▶ [EXERCISE]
Wherever a line in the records below contains "chest", copy that line.

▶ [TASK INPUTS]

+ + + + +

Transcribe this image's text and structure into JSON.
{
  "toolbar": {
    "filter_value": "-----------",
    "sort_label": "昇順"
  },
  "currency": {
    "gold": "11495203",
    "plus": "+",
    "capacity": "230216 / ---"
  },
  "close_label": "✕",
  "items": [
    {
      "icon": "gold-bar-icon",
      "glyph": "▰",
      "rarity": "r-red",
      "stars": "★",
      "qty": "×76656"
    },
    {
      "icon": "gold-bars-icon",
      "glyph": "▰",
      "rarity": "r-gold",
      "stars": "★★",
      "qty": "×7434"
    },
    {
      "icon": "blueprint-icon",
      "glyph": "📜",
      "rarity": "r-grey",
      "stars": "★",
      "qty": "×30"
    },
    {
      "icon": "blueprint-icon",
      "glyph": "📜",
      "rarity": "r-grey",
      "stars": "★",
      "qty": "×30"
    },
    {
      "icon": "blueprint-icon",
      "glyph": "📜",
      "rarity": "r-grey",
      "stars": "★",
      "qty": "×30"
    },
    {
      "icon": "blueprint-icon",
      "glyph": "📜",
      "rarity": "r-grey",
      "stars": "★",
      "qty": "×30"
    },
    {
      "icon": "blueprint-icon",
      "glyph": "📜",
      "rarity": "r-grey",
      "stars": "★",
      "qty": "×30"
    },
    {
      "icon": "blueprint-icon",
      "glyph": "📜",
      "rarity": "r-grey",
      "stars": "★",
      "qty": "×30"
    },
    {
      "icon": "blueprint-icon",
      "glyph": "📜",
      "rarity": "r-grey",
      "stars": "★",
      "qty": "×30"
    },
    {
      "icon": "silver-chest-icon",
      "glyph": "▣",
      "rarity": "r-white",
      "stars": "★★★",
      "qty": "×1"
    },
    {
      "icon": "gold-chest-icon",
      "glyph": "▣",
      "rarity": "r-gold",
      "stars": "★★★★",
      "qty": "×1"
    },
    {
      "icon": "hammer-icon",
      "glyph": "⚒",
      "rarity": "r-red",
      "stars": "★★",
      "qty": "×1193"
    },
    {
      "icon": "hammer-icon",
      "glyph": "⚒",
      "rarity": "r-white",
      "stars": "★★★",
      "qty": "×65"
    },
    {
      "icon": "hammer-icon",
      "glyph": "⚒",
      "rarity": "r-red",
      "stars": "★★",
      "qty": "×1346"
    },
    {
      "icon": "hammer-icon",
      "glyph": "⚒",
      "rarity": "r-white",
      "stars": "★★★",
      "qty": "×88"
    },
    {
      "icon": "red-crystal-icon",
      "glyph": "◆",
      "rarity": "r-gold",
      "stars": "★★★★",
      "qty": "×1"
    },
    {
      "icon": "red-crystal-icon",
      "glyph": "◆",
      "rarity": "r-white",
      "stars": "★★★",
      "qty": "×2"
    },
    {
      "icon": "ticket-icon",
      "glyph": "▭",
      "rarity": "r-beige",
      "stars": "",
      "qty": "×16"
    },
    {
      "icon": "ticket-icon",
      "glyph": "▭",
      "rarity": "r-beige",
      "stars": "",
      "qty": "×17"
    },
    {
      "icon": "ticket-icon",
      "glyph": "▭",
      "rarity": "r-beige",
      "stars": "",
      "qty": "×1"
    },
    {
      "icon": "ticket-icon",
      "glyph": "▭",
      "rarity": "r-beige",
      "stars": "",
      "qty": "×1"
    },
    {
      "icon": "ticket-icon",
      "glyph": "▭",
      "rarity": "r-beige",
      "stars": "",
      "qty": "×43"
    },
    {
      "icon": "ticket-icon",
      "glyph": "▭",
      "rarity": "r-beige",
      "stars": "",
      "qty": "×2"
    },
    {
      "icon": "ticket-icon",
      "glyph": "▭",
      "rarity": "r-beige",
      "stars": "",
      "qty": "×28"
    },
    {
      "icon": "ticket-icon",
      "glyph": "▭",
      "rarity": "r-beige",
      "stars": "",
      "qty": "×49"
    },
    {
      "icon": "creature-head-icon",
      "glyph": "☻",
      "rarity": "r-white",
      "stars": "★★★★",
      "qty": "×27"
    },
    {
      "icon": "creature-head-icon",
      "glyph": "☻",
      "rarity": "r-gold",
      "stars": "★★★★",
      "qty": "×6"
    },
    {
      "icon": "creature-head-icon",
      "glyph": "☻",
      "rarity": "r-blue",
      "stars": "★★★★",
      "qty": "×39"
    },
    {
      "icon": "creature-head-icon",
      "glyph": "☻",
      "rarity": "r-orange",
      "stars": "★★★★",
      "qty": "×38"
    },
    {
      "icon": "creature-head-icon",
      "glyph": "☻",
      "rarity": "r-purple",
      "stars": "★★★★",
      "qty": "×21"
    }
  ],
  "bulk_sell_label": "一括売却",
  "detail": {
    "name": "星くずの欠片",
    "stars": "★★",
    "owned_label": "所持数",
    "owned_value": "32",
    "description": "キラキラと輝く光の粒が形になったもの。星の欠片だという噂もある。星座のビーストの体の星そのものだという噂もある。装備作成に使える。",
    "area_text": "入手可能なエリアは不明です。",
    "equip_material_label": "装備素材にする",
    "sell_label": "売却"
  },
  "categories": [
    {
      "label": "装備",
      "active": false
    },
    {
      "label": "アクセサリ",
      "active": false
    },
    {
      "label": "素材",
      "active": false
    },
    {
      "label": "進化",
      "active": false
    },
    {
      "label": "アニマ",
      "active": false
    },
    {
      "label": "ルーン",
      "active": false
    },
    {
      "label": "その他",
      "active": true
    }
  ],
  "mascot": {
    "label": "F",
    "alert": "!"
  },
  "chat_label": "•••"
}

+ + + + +

▶ [SOLUTION FOR THIS PROBLEM]
      "icon": "silver-chest-icon",
      "icon": "gold-chest-icon",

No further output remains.